EXERCISE AIM: An exact reproduction of all the entries is the expected answer.

DATA PROVIDED:
= = =

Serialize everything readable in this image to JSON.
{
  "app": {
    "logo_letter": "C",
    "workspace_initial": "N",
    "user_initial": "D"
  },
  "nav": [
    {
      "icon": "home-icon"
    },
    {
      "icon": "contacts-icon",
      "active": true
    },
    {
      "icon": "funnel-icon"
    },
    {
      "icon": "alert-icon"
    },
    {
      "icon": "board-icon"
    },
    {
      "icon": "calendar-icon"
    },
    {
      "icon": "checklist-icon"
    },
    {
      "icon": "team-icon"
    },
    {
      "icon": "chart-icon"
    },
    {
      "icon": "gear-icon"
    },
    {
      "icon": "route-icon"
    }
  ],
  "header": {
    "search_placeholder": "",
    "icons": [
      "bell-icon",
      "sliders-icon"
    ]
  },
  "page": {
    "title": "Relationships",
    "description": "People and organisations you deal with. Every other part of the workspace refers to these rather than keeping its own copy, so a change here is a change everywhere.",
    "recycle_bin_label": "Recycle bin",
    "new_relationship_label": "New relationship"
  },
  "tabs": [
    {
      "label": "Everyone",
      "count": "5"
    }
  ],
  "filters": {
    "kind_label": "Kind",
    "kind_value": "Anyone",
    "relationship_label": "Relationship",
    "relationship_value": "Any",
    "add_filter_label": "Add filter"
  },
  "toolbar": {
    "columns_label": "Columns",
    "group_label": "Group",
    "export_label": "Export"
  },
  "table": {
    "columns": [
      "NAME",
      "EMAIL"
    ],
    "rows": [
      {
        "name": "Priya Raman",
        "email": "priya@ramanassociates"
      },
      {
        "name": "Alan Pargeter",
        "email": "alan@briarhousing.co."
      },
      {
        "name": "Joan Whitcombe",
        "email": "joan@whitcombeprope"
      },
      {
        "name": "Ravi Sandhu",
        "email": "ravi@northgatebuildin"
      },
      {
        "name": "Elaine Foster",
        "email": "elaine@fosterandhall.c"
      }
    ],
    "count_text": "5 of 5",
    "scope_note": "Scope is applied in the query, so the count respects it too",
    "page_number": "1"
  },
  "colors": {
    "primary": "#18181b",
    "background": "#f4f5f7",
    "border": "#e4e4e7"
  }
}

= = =

SOLVED EXERCISE:
Serialize everything readable in this image to JSON.
{
  "app": {
    "logo_letter": "C",
    "workspace_initial": "N",
    "user_initial": "D"
  },
  "nav": [
    {
      "icon": "home-icon"
    },
    {
      "icon": "contacts-icon",
      "active": true
    },
    {
      "icon": "funnel-icon"
    },
    {
      "icon": "alert-icon"
    },
    {
      "icon": "board-icon"
    },
    {
      "icon": "calendar-icon"
    },
    {
      "icon": "checklist-icon"
    },
    {
      "icon": "team-icon"
    },
    {
      "icon": "chart-icon"
    },
    {
      "icon": "gear-icon"
    },
    {
      "icon": "route-icon"
    }
  ],
  "header": {
    "search_placeholder": "",
    "icons": [
      "bell-icon",
      "sliders-icon"
    ]
  },
  "page": {
    "title": "Relationships",
    "description": "People and organisations you deal with. Every other part of the workspace refers to these rather than keeping its own copy, so a change here is a change everywhere.",
    "recycle_bin_label": "Recycle bin",
    "new_relationship_label": "New relationship"
  },
  "tabs": [
    {
      "label": "Everyone",
      "count": "5"
    }
  ],
  "filters": {
    "kind_label": "Kind",
    "kind_value": "Anyone",
    "relationship_label": "Relationship",
    "relationship_value": "Any",
    "add_filter_label": "Add filter"
  },
  "toolbar": {
    "columns_label": "Columns",
    "group_label": "Group",
    "export_label": "Export"
  },
  "table": {
    "columns": [
      "NAME",
      "EMAIL"
    ],
    "rows": [
      {
        "name": "Priya Raman",
        "email": "priya@ramanassociates"
      },
      {
        "name": "Alan Pargeter",
        "email": "alan@briarhousing.co."
      },
      {
        "name": "Joan Whitcombe",
        "email": "joan@whitcombeprope"
      },
      {
        "name": "Ravi Sandhu",
        "email": "ravi@northgatebuildin"
      },
      {
        "name": "Elaine Foster",
        "email": "elaine@fosterandhall.c"
      }
    ],
    "count_text": "5 of 5",
    "scope_note": "Scope is applied in the query, so the count respects it too",
    "page_number": "1"
  },
  "colors": {
    "primary": "#18181b",
    "background": "#f4f5f7",
    "border": "#e4e4e7"
  }
}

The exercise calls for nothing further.